===== INPUT DATA

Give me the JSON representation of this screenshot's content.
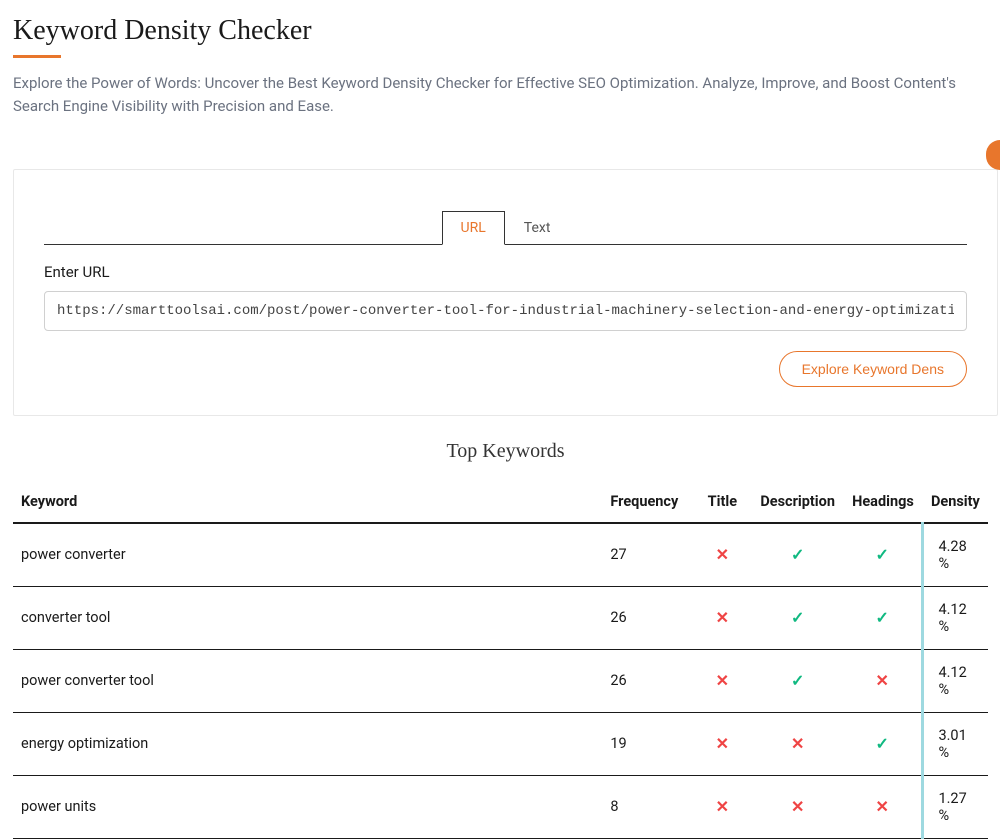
{
  "page": {
    "title": "Keyword Density Checker",
    "subtitle": "Explore the Power of Words: Uncover the Best Keyword Density Checker for Effective SEO Optimization. Analyze, Improve, and Boost Content's Search Engine Visibility with Precision and Ease."
  },
  "tabs": {
    "url": "URL",
    "text": "Text"
  },
  "form": {
    "label": "Enter URL",
    "value": "https://smarttoolsai.com/post/power-converter-tool-for-industrial-machinery-selection-and-energy-optimization",
    "button": "Explore Keyword Dens"
  },
  "results": {
    "title": "Top Keywords",
    "headers": {
      "keyword": "Keyword",
      "frequency": "Frequency",
      "title": "Title",
      "description": "Description",
      "headings": "Headings",
      "density": "Density"
    },
    "rows": [
      {
        "keyword": "power converter",
        "frequency": "27",
        "title": false,
        "description": true,
        "headings": true,
        "density": "4.28 %"
      },
      {
        "keyword": "converter tool",
        "frequency": "26",
        "title": false,
        "description": true,
        "headings": true,
        "density": "4.12 %"
      },
      {
        "keyword": "power converter tool",
        "frequency": "26",
        "title": false,
        "description": true,
        "headings": false,
        "density": "4.12 %"
      },
      {
        "keyword": "energy optimization",
        "frequency": "19",
        "title": false,
        "description": false,
        "headings": true,
        "density": "3.01 %"
      },
      {
        "keyword": "power units",
        "frequency": "8",
        "title": false,
        "description": false,
        "headings": false,
        "density": "1.27 %"
      }
    ]
  }
}
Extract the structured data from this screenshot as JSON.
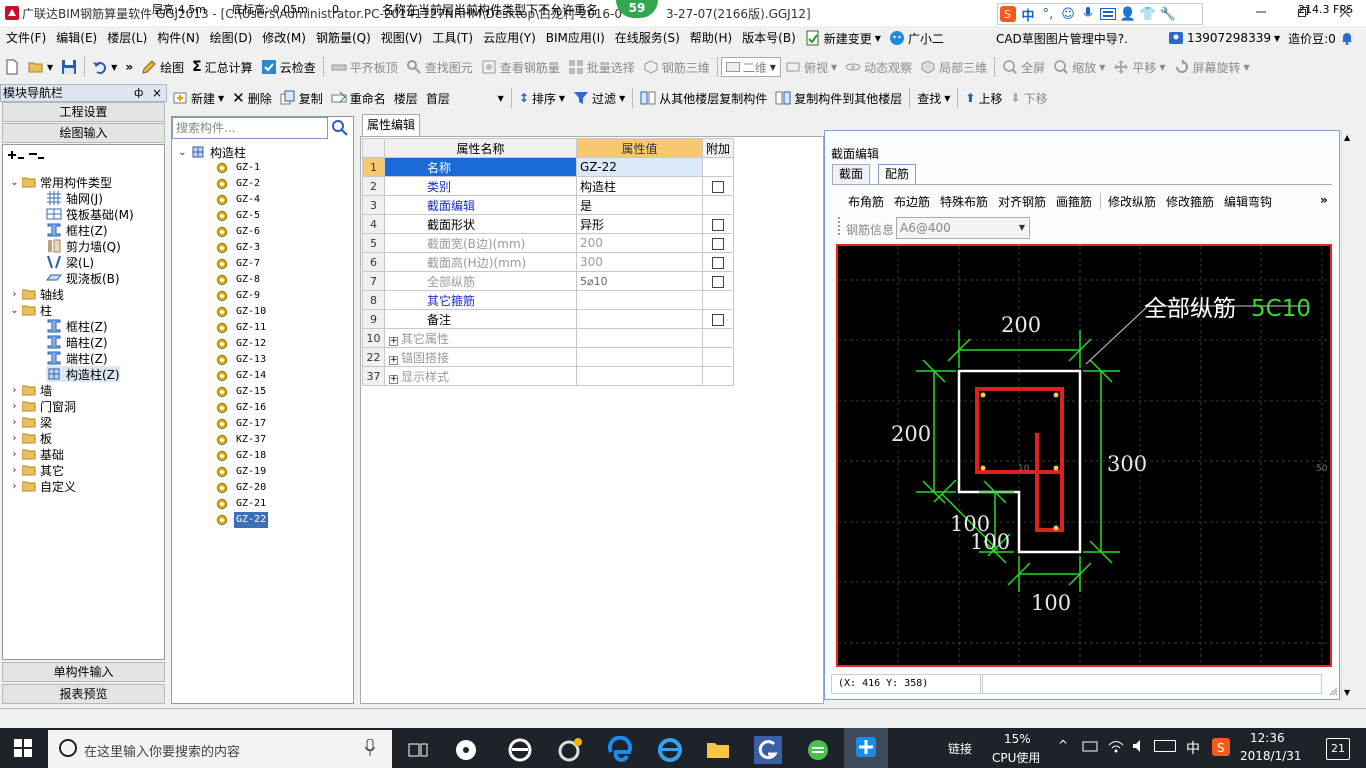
{
  "window": {
    "title": "广联达BIM钢筋算量软件 GGJ2013 - [C:\\Users\\Administrator.PC-20141127NRHM\\Desktop\\白龙村-2016-0",
    "title_tail": "3-27-07(2166版).GGJ12]",
    "badge": "59"
  },
  "menu": [
    "文件(F)",
    "编辑(E)",
    "楼层(L)",
    "构件(N)",
    "绘图(D)",
    "修改(M)",
    "钢筋量(Q)",
    "视图(V)",
    "工具(T)",
    "云应用(Y)",
    "BIM应用(I)",
    "在线服务(S)",
    "帮助(H)",
    "版本号(B)"
  ],
  "menu_right": {
    "change": "新建变更",
    "assistant": "广小二",
    "cad_mgr": "CAD草图图片管理中导?.",
    "phone": "13907298339",
    "beans": "造价豆:0"
  },
  "toolbar1": {
    "draw": "绘图",
    "calc": "汇总计算",
    "cloud_check": "云检查",
    "flat_top": "平齐板顶",
    "find_elem": "查找图元",
    "view_rebar": "查看钢筋量",
    "batch_select": "批量选择",
    "rebar3d": "钢筋三维",
    "view_mode": "二维",
    "top_view": "俯视",
    "dyn_view": "动态观察",
    "local3d": "局部三维",
    "fullscreen": "全屏",
    "zoom": "缩放",
    "pan": "平移",
    "rotate": "屏幕旋转"
  },
  "toolbar2": {
    "new": "新建",
    "delete": "删除",
    "copy": "复制",
    "rename": "重命名",
    "floor_label": "楼层",
    "floor_value": "首层",
    "sort": "排序",
    "filter": "过滤",
    "copy_from": "从其他楼层复制构件",
    "copy_to": "复制构件到其他楼层",
    "find": "查找",
    "move_up": "上移",
    "move_down": "下移"
  },
  "nav": {
    "title": "模块导航栏",
    "pin": "ф",
    "close": "×",
    "btn_project": "工程设置",
    "btn_draw": "绘图输入",
    "btn_single": "单构件输入",
    "btn_report": "报表预览",
    "tree": {
      "common": "常用构件类型",
      "axis_grid": "轴网(J)",
      "raft": "筏板基础(M)",
      "frame_col": "框柱(Z)",
      "shear_wall": "剪力墙(Q)",
      "beam": "梁(L)",
      "cast_slab": "现浇板(B)",
      "axis": "轴线",
      "column": "柱",
      "col_frame": "框柱(Z)",
      "col_hidden": "暗柱(Z)",
      "col_end": "端柱(Z)",
      "col_struct": "构造柱(Z)",
      "wall": "墙",
      "door_window": "门窗洞",
      "beam2": "梁",
      "slab": "板",
      "foundation": "基础",
      "other": "其它",
      "custom": "自定义"
    }
  },
  "comp_list": {
    "search_placeholder": "搜索构件...",
    "root": "构造柱",
    "items": [
      "GZ-1",
      "GZ-2",
      "GZ-4",
      "GZ-5",
      "GZ-6",
      "GZ-3",
      "GZ-7",
      "GZ-8",
      "GZ-9",
      "GZ-10",
      "GZ-11",
      "GZ-12",
      "GZ-13",
      "GZ-14",
      "GZ-15",
      "GZ-16",
      "GZ-17",
      "KZ-37",
      "GZ-18",
      "GZ-19",
      "GZ-20",
      "GZ-21",
      "GZ-22"
    ],
    "selected": "GZ-22"
  },
  "props": {
    "tab": "属性编辑",
    "headers": {
      "name": "属性名称",
      "value": "属性值",
      "add": "附加"
    },
    "rows": [
      {
        "idx": "1",
        "name": "名称",
        "value": "GZ-22"
      },
      {
        "idx": "2",
        "name": "类别",
        "value": "构造柱"
      },
      {
        "idx": "3",
        "name": "截面编辑",
        "value": "是"
      },
      {
        "idx": "4",
        "name": "截面形状",
        "value": "异形"
      },
      {
        "idx": "5",
        "name": "截面宽(B边)(mm)",
        "value": "200"
      },
      {
        "idx": "6",
        "name": "截面高(H边)(mm)",
        "value": "300"
      },
      {
        "idx": "7",
        "name": "全部纵筋",
        "value": "5⌀10"
      },
      {
        "idx": "8",
        "name": "其它箍筋",
        "value": ""
      },
      {
        "idx": "9",
        "name": "备注",
        "value": ""
      },
      {
        "idx": "10",
        "name": "其它属性",
        "value": ""
      },
      {
        "idx": "22",
        "name": "锚固搭接",
        "value": ""
      },
      {
        "idx": "37",
        "name": "显示样式",
        "value": ""
      }
    ]
  },
  "section": {
    "title": "截面编辑",
    "tab_section": "截面",
    "tab_rebar": "配筋",
    "tools": [
      "布角筋",
      "布边筋",
      "特殊布筋",
      "对齐钢筋",
      "画箍筋",
      "修改纵筋",
      "修改箍筋",
      "编辑弯钩"
    ],
    "more": "»",
    "info_label": "钢筋信息",
    "info_value": "A6@400",
    "annotation_label": "全部纵筋",
    "annotation_value": "5C10",
    "dims": {
      "top": "200",
      "left": "200",
      "right": "300",
      "notch_h": "100",
      "notch_v": "100",
      "bottom": "100"
    },
    "coord": "(X: 416 Y: 358)",
    "edge_left": "10",
    "edge_right": "50"
  },
  "status": {
    "floor_height": "层高:4.5m",
    "base_elev": "底标高:-0.05m",
    "zero": "0",
    "message": "名称在当前层当前构件类型下不允许重名",
    "fps": "214.3 FPS"
  },
  "taskbar": {
    "search_placeholder": "在这里输入你要搜索的内容",
    "link": "链接",
    "cpu_pct": "15%",
    "cpu_label": "CPU使用",
    "ime": "中",
    "time": "12:36",
    "date": "2018/1/31",
    "notif": "21"
  },
  "colors": {
    "accent_blue": "#3c6fb5",
    "rebar_red": "#e02020",
    "dim_green": "#22dd22",
    "annotation_green": "#33dd33",
    "canvas_bg": "#000000"
  }
}
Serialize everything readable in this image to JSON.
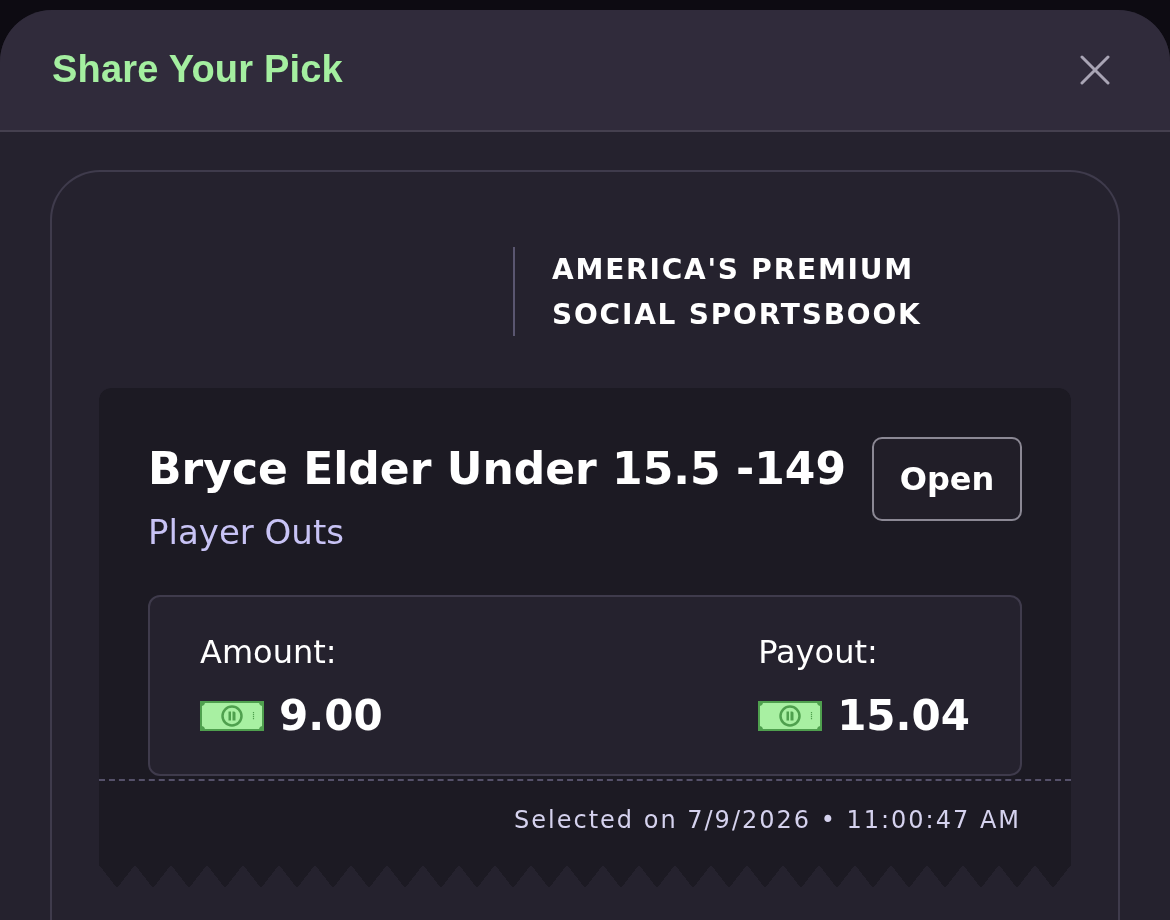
{
  "modal": {
    "title": "Share Your Pick"
  },
  "brand": {
    "tagline": "AMERICA'S PREMIUM SOCIAL SPORTSBOOK"
  },
  "ticket": {
    "pick": "Bryce Elder Under 15.5 -149",
    "market": "Player Outs",
    "status": "Open",
    "figures": [
      {
        "label": "Amount:",
        "value": "9.00"
      },
      {
        "label": "Payout:",
        "value": "15.04"
      }
    ],
    "footer": "Selected on 7/9/2026 • 11:00:47 AM"
  }
}
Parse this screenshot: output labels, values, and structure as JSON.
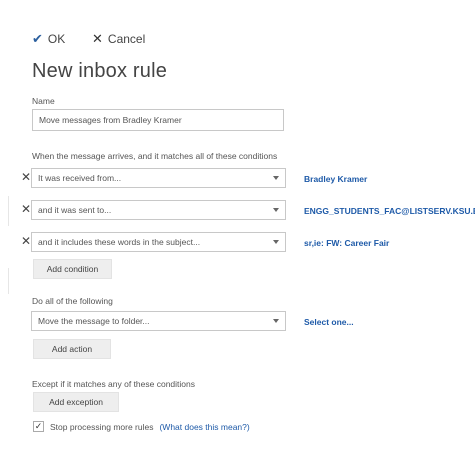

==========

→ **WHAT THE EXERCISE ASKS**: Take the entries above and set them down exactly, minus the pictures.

→ **RESULT**:
Give me the JSON representation of this screenshot's content.
{
  "page": {
    "title": "Keyword Density Checker",
    "subtitle": "Explore the Power of Words: Uncover the Best Keyword Density Checker for Effective SEO Optimization. Analyze, Improve, and Boost Content's Search Engine Visibility with Precision and Ease."
  },
  "tabs": {
    "url": "URL",
    "text": "Text"
  },
  "form": {
    "label": "Enter URL",
    "value": "https://smarttoolsai.com/post/power-converter-tool-for-industrial-machinery-selection-and-energy-optimization",
    "button": "Explore Keyword Dens"
  },
  "results": {
    "title": "Top Keywords",
    "headers": {
      "keyword": "Keyword",
      "frequency": "Frequency",
      "title": "Title",
      "description": "Description",
      "headings": "Headings",
      "density": "Density"
    },
    "rows": [
      {
        "keyword": "power converter",
        "frequency": "27",
        "title": false,
        "description": true,
        "headings": true,
        "density": "4.28 %"
      },
      {
        "keyword": "converter tool",
        "frequency": "26",
        "title": false,
        "description": true,
        "headings": true,
        "density": "4.12 %"
      },
      {
        "keyword": "power converter tool",
        "frequency": "26",
        "title": false,
        "description": true,
        "headings": false,
        "density": "4.12 %"
      },
      {
        "keyword": "energy optimization",
        "frequency": "19",
        "title": false,
        "description": false,
        "headings": true,
        "density": "3.01 %"
      },
      {
        "keyword": "power units",
        "frequency": "8",
        "title": false,
        "description": false,
        "headings": false,
        "density": "1.27 %"
      }
    ]
  }
}
Extract the structured data from this screenshot as JSON.
{
  "window": {
    "title": "广联达BIM钢筋算量软件 GGJ2013 - [C:\\Users\\Administrator.PC-20141127NRHM\\Desktop\\白龙村-2016-0",
    "title_tail": "3-27-07(2166版).GGJ12]",
    "badge": "59"
  },
  "menu": [
    "文件(F)",
    "编辑(E)",
    "楼层(L)",
    "构件(N)",
    "绘图(D)",
    "修改(M)",
    "钢筋量(Q)",
    "视图(V)",
    "工具(T)",
    "云应用(Y)",
    "BIM应用(I)",
    "在线服务(S)",
    "帮助(H)",
    "版本号(B)"
  ],
  "menu_right": {
    "change": "新建变更",
    "assistant": "广小二",
    "cad_mgr": "CAD草图图片管理中导?.",
    "phone": "13907298339",
    "beans": "造价豆:0"
  },
  "toolbar1": {
    "draw": "绘图",
    "calc": "汇总计算",
    "cloud_check": "云检查",
    "flat_top": "平齐板顶",
    "find_elem": "查找图元",
    "view_rebar": "查看钢筋量",
    "batch_select": "批量选择",
    "rebar3d": "钢筋三维",
    "view_mode": "二维",
    "top_view": "俯视",
    "dyn_view": "动态观察",
    "local3d": "局部三维",
    "fullscreen": "全屏",
    "zoom": "缩放",
    "pan": "平移",
    "rotate": "屏幕旋转"
  },
  "toolbar2": {
    "new": "新建",
    "delete": "删除",
    "copy": "复制",
    "rename": "重命名",
    "floor_label": "楼层",
    "floor_value": "首层",
    "sort": "排序",
    "filter": "过滤",
    "copy_from": "从其他楼层复制构件",
    "copy_to": "复制构件到其他楼层",
    "find": "查找",
    "move_up": "上移",
    "move_down": "下移"
  },
  "nav": {
    "title": "模块导航栏",
    "pin": "ф",
    "close": "×",
    "btn_project": "工程设置",
    "btn_draw": "绘图输入",
    "btn_single": "单构件输入",
    "btn_report": "报表预览",
    "tree": {
      "common": "常用构件类型",
      "axis_grid": "轴网(J)",
      "raft": "筏板基础(M)",
      "frame_col": "框柱(Z)",
      "shear_wall": "剪力墙(Q)",
      "beam": "梁(L)",
      "cast_slab": "现浇板(B)",
      "axis": "轴线",
      "column": "柱",
      "col_frame": "框柱(Z)",
      "col_hidden": "暗柱(Z)",
      "col_end": "端柱(Z)",
      "col_struct": "构造柱(Z)",
      "wall": "墙",
      "door_window": "门窗洞",
      "beam2": "梁",
      "slab": "板",
      "foundation": "基础",
      "other": "其它",
      "custom": "自定义"
    }
  },
  "comp_list": {
    "search_placeholder": "搜索构件...",
    "root": "构造柱",
    "items": [
      "GZ-1",
      "GZ-2",
      "GZ-4",
      "GZ-5",
      "GZ-6",
      "GZ-3",
      "GZ-7",
      "GZ-8",
      "GZ-9",
      "GZ-10",
      "GZ-11",
      "GZ-12",
      "GZ-13",
      "GZ-14",
      "GZ-15",
      "GZ-16",
      "GZ-17",
      "KZ-37",
      "GZ-18",
      "GZ-19",
      "GZ-20",
      "GZ-21",
      "GZ-22"
    ],
    "selected": "GZ-22"
  },
  "props": {
    "tab": "属性编辑",
    "headers": {
      "name": "属性名称",
      "value": "属性值",
      "add": "附加"
    },
    "rows": [
      {
        "idx": "1",
        "name": "名称",
        "value": "GZ-22"
      },
      {
        "idx": "2",
        "name": "类别",
        "value": "构造柱"
      },
      {
        "idx": "3",
        "name": "截面编辑",
        "value": "是"
      },
      {
        "idx": "4",
        "name": "截面形状",
        "value": "异形"
      },
      {
        "idx": "5",
        "name": "截面宽(B边)(mm)",
        "value": "200"
      },
      {
        "idx": "6",
        "name": "截面高(H边)(mm)",
        "value": "300"
      },
      {
        "idx": "7",
        "name": "全部纵筋",
        "value": "5⌀10"
      },
      {
        "idx": "8",
        "name": "其它箍筋",
        "value": ""
      },
      {
        "idx": "9",
        "name": "备注",
        "value": ""
      },
      {
        "idx": "10",
        "name": "其它属性",
        "value": ""
      },
      {
        "idx": "22",
        "name": "锚固搭接",
        "value": ""
      },
      {
        "idx": "37",
        "name": "显示样式",
        "value": ""
      }
    ]
  },
  "section": {
    "title": "截面编辑",
    "tab_section": "截面",
    "tab_rebar": "配筋",
    "tools": [
      "布角筋",
      "布边筋",
      "特殊布筋",
      "对齐钢筋",
      "画箍筋",
      "修改纵筋",
      "修改箍筋",
      "编辑弯钩"
    ],
    "more": "»",
    "info_label": "钢筋信息",
    "info_value": "A6@400",
    "annotation_label": "全部纵筋",
    "annotation_value": "5C10",
    "dims": {
      "top": "200",
      "left": "200",
      "right": "300",
      "notch_h": "100",
      "notch_v": "100",
      "bottom": "100"
    },
    "coord": "(X: 416 Y: 358)",
    "edge_left": "10",
    "edge_right": "50"
  },
  "status": {
    "floor_height": "层高:4.5m",
    "base_elev": "底标高:-0.05m",
    "zero": "0",
    "message": "名称在当前层当前构件类型下不允许重名",
    "fps": "214.3 FPS"
  },
  "taskbar": {
    "search_placeholder": "在这里输入你要搜索的内容",
    "link": "链接",
    "cpu_pct": "15%",
    "cpu_label": "CPU使用",
    "ime": "中",
    "time": "12:36",
    "date": "2018/1/31",
    "notif": "21"
  },
  "colors": {
    "accent_blue": "#3c6fb5",
    "rebar_red": "#e02020",
    "dim_green": "#22dd22",
    "annotation_green": "#33dd33",
    "canvas_bg": "#000000"
  }
}
Serialize everything readable in this image to JSON.
{
  "modal": {
    "title": "Share Your Pick"
  },
  "brand": {
    "tagline": "AMERICA'S PREMIUM SOCIAL SPORTSBOOK"
  },
  "ticket": {
    "pick": "Bryce Elder Under 15.5 -149",
    "market": "Player Outs",
    "status": "Open",
    "figures": [
      {
        "label": "Amount:",
        "value": "9.00"
      },
      {
        "label": "Payout:",
        "value": "15.04"
      }
    ],
    "footer": "Selected on 7/9/2026 • 11:00:47 AM"
  }
}
Parse this screenshot: output labels, values, and structure as JSON.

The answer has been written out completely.